In most hospitals and extended care facilities, your patients often spend most of their day, and night, in their bed. Being sick is a very stressful time, so by providing a comfortable bed, you’re taking one worry off their shoulders.
Here are several features of medical-grade mattresses to consider:
- Pressure: Are your patients at risk of pressure sores? Look for mattresses that distribute the weight more evenly and comfortably.
- Firmness: Your patients may heal faster or be more comfortable on a firmer, mattress. Mattresses often come in medium, medium-firm, or firm.
- Heat: Consider if heat buildup or patient sweat could be an issue as some mattresses perform better in this area than others (although most medical-grade beds have some form of heat considerations).
- Transfers: Most Essential Medical Products beds are a good choice for bedside stability and prevent entrapment, but note that a few select models have no transfer borders, reducing stability for unassisted transfers.
- Bed Mobility: Ease of movement in bed is a crucial factor in avoiding pressure sores. Mattresses with thick viscoelastic top layers may impair bed mobility for some patients.
- Weight: Most beds have a recommended weight capacity of 300-350 pounds. If you have bariatric patients, look for one with a higher recommended weight rating (like the LTC Bariatric & Ultra Bariatric Mattresses, which are rated for 500-700 lbs).

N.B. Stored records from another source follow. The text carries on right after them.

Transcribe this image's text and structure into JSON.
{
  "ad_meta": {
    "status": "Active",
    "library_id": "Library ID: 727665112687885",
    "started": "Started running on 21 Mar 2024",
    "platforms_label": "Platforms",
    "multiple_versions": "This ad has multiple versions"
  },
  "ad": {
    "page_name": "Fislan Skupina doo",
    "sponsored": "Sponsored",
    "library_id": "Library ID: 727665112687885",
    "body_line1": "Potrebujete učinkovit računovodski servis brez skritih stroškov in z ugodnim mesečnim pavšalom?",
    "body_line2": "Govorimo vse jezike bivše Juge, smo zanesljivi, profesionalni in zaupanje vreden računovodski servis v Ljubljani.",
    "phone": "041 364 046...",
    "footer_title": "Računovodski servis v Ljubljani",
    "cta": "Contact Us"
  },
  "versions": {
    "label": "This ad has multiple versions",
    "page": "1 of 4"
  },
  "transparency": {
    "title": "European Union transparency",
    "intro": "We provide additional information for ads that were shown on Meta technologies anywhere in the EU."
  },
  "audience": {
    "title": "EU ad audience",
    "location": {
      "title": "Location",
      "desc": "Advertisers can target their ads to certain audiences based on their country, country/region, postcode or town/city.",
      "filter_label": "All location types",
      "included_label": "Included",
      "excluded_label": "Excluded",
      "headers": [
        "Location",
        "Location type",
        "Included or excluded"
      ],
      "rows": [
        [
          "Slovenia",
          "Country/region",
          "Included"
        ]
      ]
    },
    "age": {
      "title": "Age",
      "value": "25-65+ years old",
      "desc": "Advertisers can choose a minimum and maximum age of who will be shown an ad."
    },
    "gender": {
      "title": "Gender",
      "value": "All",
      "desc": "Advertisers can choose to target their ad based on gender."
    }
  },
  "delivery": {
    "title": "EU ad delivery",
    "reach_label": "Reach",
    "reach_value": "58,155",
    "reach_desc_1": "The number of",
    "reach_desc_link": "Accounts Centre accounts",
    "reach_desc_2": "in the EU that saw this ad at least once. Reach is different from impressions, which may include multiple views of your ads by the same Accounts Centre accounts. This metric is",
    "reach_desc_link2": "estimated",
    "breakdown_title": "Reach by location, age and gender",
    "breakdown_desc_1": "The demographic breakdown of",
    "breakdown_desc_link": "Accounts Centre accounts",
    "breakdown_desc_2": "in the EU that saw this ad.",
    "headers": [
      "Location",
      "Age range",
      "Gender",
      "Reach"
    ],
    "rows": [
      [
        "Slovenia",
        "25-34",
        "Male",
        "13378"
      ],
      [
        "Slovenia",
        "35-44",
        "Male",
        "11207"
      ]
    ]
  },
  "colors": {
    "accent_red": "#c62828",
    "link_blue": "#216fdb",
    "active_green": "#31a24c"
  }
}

Don’t forget that you can always add accessories for certain bed frames and patients:
- For wire spring base platforms: Mattress Protector (MBP 500)
- For increased patient in-bed safety: LTC Side Rail Pads, Headboard and Footboard Pads
- For protecting patients from falls: LTC Bedside Security Pads
- For proper patient positioning in bed: LTC Body Positioning Wedges, and Heel Lift Wedges